The UK Government recently launched a consultation on a revised version of its National Planning Policy Framework (NPPF) which dictates how local councils deal with planning matters.

The NPPF has often been described as a “developers’ charter” and the so-called “presumption in favour” of growth has certainly led to much development which has been opposed by local communities.

I am presently working my way through the document and trying to understand the implications of the changes. A briefing from Cornwall Council states that there are over 80 reforms, though “mostly these are minor changes” or clarifications of ministerial statements.

But this includes confirmation that housing targets for council areas will be calculated using a top-down “standard method,” and Cornwall Council has already advised that “the scope for local influence over the target is very small to nil.”

As a local councillor, I was heavily involved in the production of the Cornwall Local Plan. This contains Cornwall’s present housing target, which covers the period 2010-2030, but the process of finalising the target was a charade and local politicians ended up having to agree what was acceptable to the UK Government.

This latest NPPF announcement finally removes the illusion that such important decisions are actually being taken locally. 

In addition, the revised NPPF confirms that an uplift in housing delivery would happen in 2021, from which point it would be expected that 2,900 new properties should be built each year – up from the annual target of 2,625 in the Local Plan.

The tone of the consultation launch was also quite bombastic. The Housing Minister, Sajid Javid, announced that the UK Government would take planning powers away from local councils if they did not meet central government targets for house-building.

He even told a Sunday newspaper that he would be “breathing down” the necks of local authorities and threatened that, instead of councillors, government inspectors could make planning decisions in their areas.

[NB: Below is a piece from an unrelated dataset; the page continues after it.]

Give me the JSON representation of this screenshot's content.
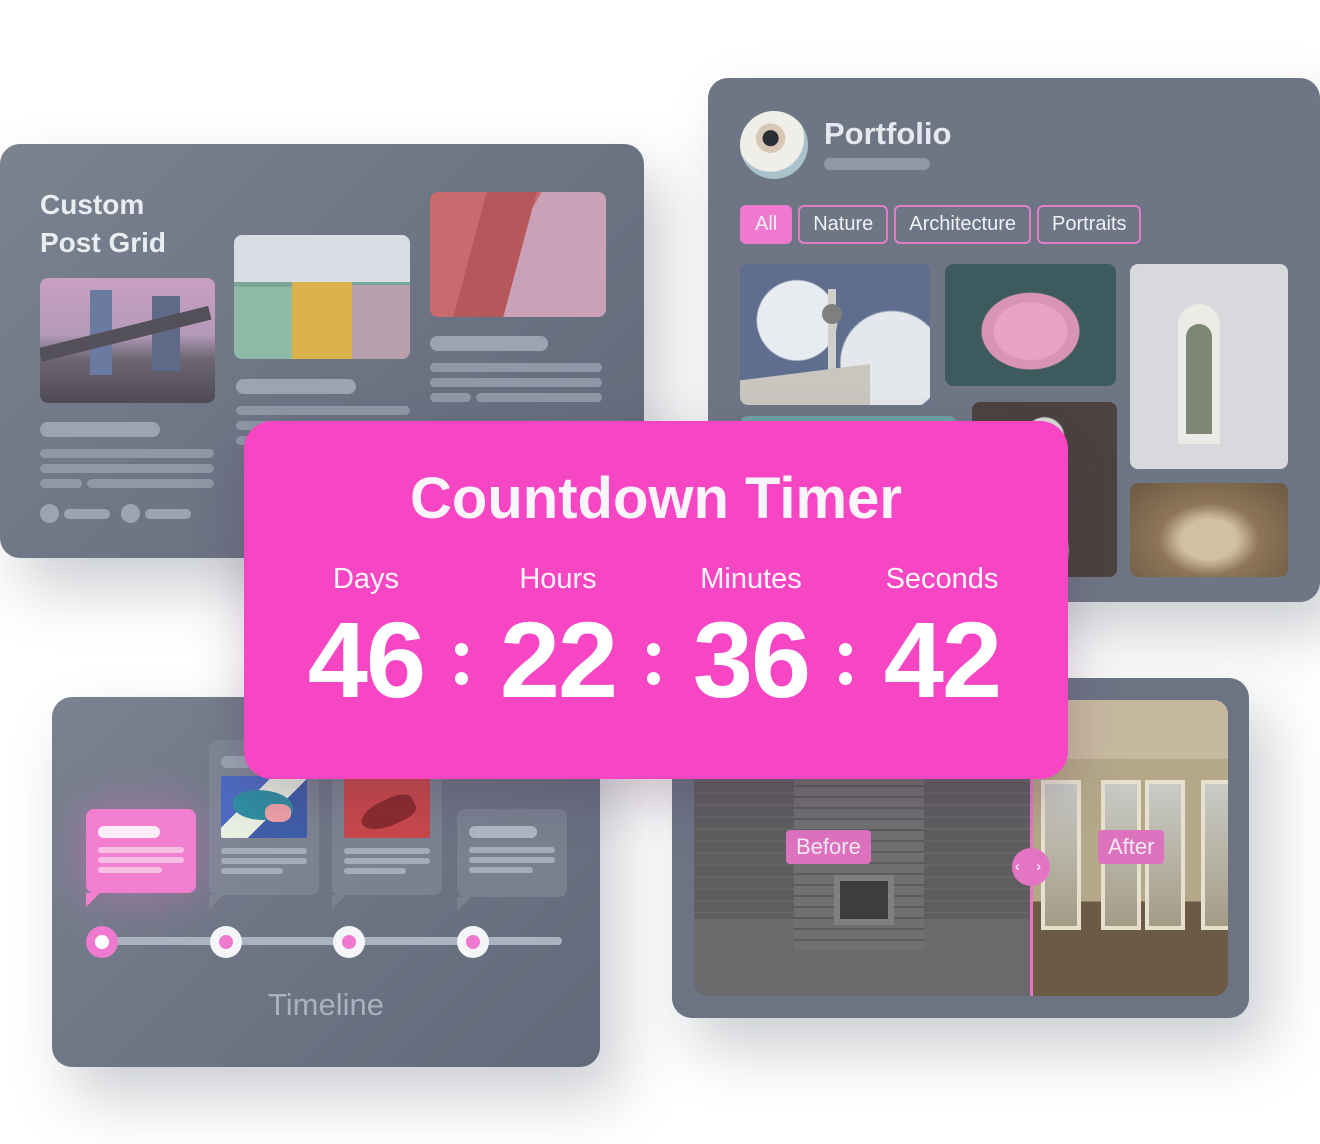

On behalf of MK, I condemned the threat as an “undemocratic outrage.” It will certainly take local planning decisions even further away from local communities, and I do not believe, for one second, that Government officials inside the M25 corridor know what is best for Cornwall and its people.

If remains my view that the people of Cornwall should be making these important decision for ourselves. That means we need a National Assembly of Cornwall, with power over all aspects of planning and housing through a Cornish NPPF which would allow housing and other targets to be agreed locally without interference from Whitehall.

Tuesday, 20 March 2018

All invited to an MK social event

The St Austell and Newquay Constituency Party of Mebyon Kernow will be holding a social event on Friday 23rd March at the Rescorla Centre, in Rescorla near Penwithick.

There will be some musical entertainment and a few snacks, plus an opportunity to talk about politics (or something else) with leading members of MK.

All are welcome to attend.

And if you would like to find out more about the Party for Cornwall … why not come along and meet with us on the 23rd!

Wednesday, 7 March 2018

Cornish Nation no. 77 … available now!

Mebyon Kernow has just published the latest edition of its Cornish Nation magazine, which is in the process of being sent to MK members.

If you are not already a member and would like a complimentary copy, please get in contact via

Please specify whether you would like a paper or digital copy.

This latest includes information about the Cornish language album from Gwenno Saunders, plus other features on the many people who have also promoted Cornish through song, the efforts of MK members and others in trying to secure a Cornish tickbox on the 2021 census, MK campaigns to protect our public services, a tribute to Richard Gendall, and so much more.